Ivory Coast and Ghana are cancelling all cocoa sustainability schemes that US-based Hershey runs in their countries, accusing the chocolate maker of trying to avoid paying a cocoa premium aimed at combating farmer poverty.
In a letter addressed to Hershey and seen by Reuters, the Ivorian and Ghanaian cocoa regulators accuse Hershey of sourcing unusually large volumes of physical cocoa on the ICE futures exchange in order to avoid the premium, known as a living income differential (LID).
The letter, which also accuses Fuji Oil Holdings' Blommer subsidiary of aiding Hershey, was verified as authentic by spokespeople for the regulators.
Ivory Coast and Ghana, which produce two-thirds of the world's cocoa, said they are also barring third party companies from running sustainability schemes in the west African nations on behalf of Hershey.
The schemes certify cocoa as sustainably sourced, allowing companies to market their chocolate as ethical and charge a premium for it.
Hershey and Blommer had no immediate comment.
Hershey said last week it was committed to paying the LID, and that the majority of cocoa it bought would continue to come from West Africa and would include the LID for the 2020-21 crop and beyond.
Several market sources said Hershey had recently struck a deal with the ICE exchange to take physical delivery of a large amount of cocoa, allowing it to buy less from Ivory Coast and Ghana and so avoid the premium.
LID On Cocoa Sales
The west African nations last year introduced a $400 a tonne LID on cocoa sales for the 2020/21 season, but have since struggled to sell their beans as chocolate demand has been hit by the coronavirus-induced recession.
In a separate document seen by Reuters, the world's top cocoa producers said they had withdrawn from membership of a US cocoa industry association, accusing the body of helping companies including Hershey avoid paying the LID.
The Cocoa Merchants Association of America (CMAA) is "condoning and conniving with American companies against poor West African cocoa farmers", the document, also verified as authentic by the Ivorian and Ghanaian regulators, read.

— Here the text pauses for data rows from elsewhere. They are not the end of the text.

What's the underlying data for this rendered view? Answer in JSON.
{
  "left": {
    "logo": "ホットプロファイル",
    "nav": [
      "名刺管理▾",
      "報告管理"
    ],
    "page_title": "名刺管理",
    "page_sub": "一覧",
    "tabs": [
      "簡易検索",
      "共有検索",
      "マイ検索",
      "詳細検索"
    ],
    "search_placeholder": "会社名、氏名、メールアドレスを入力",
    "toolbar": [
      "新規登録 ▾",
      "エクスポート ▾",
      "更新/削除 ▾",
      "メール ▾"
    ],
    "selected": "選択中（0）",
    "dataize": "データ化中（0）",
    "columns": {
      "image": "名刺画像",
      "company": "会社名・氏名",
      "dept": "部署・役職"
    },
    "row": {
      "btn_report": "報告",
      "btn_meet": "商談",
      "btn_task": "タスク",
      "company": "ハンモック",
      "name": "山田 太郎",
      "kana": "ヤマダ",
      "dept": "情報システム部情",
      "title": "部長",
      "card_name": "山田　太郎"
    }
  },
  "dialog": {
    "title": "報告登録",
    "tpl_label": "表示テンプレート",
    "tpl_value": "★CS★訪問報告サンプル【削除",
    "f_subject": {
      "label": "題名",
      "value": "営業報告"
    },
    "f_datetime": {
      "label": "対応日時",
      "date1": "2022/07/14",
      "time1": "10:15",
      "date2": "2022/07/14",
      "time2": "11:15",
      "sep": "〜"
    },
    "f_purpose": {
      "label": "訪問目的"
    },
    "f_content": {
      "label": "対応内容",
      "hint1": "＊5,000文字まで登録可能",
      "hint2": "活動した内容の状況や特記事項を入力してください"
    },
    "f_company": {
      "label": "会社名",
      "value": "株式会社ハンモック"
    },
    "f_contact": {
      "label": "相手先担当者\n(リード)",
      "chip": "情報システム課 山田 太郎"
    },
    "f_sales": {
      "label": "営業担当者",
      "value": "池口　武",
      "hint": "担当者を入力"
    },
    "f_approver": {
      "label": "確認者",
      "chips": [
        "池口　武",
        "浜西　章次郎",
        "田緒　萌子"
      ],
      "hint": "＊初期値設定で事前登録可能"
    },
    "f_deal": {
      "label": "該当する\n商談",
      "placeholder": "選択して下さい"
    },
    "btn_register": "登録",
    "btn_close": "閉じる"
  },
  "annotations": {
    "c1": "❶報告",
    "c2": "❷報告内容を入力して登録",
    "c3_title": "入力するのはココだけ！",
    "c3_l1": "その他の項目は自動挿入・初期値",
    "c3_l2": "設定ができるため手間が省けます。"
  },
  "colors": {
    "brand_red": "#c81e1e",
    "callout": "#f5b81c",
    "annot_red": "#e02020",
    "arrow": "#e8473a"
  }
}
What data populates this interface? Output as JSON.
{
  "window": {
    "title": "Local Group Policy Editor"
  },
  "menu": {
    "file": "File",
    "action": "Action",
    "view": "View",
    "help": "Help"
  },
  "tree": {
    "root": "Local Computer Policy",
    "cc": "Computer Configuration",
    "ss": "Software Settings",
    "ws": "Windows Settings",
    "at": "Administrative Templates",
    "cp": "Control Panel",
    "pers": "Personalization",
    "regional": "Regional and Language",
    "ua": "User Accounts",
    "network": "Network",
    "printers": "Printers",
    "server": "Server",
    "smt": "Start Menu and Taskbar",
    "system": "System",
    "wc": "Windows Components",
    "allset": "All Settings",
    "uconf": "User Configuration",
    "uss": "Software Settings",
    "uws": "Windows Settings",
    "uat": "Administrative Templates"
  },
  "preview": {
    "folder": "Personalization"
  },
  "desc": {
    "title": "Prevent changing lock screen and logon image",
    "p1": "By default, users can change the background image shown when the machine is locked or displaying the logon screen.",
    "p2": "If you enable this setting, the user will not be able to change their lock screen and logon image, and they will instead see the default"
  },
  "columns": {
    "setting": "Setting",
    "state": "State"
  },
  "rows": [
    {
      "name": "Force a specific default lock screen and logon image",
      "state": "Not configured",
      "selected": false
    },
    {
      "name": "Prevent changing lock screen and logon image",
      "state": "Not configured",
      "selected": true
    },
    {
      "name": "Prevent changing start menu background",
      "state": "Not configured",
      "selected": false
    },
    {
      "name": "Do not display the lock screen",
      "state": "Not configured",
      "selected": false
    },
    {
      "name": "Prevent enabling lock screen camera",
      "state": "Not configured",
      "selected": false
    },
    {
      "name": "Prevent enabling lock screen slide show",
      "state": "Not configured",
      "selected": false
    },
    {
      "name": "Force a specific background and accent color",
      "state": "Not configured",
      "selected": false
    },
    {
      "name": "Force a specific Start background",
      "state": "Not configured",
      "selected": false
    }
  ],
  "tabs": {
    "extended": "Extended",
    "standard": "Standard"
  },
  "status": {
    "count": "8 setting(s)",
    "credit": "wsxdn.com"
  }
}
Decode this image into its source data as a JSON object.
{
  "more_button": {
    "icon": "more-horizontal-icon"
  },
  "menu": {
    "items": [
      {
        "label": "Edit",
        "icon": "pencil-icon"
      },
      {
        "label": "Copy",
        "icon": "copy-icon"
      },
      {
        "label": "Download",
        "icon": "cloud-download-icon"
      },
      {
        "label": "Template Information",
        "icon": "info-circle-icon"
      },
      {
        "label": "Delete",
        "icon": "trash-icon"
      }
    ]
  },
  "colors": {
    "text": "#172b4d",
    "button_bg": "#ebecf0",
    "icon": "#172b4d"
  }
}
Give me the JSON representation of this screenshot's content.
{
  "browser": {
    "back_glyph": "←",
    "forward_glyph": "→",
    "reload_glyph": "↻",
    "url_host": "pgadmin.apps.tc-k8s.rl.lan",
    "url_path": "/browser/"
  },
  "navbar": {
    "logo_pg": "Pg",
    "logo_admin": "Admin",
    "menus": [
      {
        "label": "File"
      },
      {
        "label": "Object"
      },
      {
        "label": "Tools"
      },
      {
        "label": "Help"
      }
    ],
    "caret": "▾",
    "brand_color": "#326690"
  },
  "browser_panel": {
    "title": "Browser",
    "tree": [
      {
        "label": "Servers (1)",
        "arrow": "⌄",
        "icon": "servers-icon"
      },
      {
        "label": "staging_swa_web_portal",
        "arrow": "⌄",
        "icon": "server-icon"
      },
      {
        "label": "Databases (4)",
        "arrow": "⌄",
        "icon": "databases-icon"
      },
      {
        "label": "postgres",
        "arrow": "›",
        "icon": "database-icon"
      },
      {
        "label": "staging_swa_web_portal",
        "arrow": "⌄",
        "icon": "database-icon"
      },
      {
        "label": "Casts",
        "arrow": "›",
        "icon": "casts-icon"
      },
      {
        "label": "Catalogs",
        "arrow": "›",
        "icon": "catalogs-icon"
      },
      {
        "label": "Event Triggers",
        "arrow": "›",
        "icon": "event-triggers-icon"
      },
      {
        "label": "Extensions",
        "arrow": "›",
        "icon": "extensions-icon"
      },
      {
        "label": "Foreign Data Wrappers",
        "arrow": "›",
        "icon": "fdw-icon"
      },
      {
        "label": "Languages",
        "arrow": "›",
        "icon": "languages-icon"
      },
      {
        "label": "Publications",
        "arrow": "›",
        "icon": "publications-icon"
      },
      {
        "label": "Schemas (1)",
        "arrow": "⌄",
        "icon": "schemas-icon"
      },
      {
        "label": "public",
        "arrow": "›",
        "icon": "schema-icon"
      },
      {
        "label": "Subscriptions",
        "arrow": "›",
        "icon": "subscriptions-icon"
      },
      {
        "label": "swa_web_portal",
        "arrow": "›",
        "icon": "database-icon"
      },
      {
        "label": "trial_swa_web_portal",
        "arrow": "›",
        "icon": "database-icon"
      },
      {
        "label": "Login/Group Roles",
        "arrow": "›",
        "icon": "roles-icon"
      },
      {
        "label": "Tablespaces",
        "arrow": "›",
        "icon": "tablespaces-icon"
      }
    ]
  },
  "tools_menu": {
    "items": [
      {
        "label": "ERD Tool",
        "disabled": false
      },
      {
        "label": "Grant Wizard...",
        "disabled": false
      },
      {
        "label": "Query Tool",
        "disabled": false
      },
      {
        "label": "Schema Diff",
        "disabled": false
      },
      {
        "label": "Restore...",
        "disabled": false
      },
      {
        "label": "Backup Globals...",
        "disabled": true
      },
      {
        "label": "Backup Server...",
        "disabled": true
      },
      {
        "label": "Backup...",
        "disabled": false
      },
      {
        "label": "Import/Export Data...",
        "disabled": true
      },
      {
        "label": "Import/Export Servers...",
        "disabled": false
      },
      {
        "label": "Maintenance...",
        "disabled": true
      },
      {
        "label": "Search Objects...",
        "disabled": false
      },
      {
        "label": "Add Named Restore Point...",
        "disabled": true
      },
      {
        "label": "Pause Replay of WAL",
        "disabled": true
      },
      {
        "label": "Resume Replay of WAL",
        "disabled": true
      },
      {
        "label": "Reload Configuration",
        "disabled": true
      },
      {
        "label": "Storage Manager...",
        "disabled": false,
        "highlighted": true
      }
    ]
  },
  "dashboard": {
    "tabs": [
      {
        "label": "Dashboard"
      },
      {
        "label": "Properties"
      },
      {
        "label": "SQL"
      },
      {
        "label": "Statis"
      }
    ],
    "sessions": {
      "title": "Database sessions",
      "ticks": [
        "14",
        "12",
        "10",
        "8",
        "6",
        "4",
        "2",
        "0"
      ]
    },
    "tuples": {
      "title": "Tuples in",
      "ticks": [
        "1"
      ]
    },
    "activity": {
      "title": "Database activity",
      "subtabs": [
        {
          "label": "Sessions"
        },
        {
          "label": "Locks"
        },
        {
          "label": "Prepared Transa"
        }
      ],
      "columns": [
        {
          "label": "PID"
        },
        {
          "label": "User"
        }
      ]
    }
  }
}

Ivory Coast and Ghana also said they are reviewing their membership of the Federation of Cocoa Commerce (FCC), a UK-based international organisation that aims to promote, protect and regulate the cocoa trade.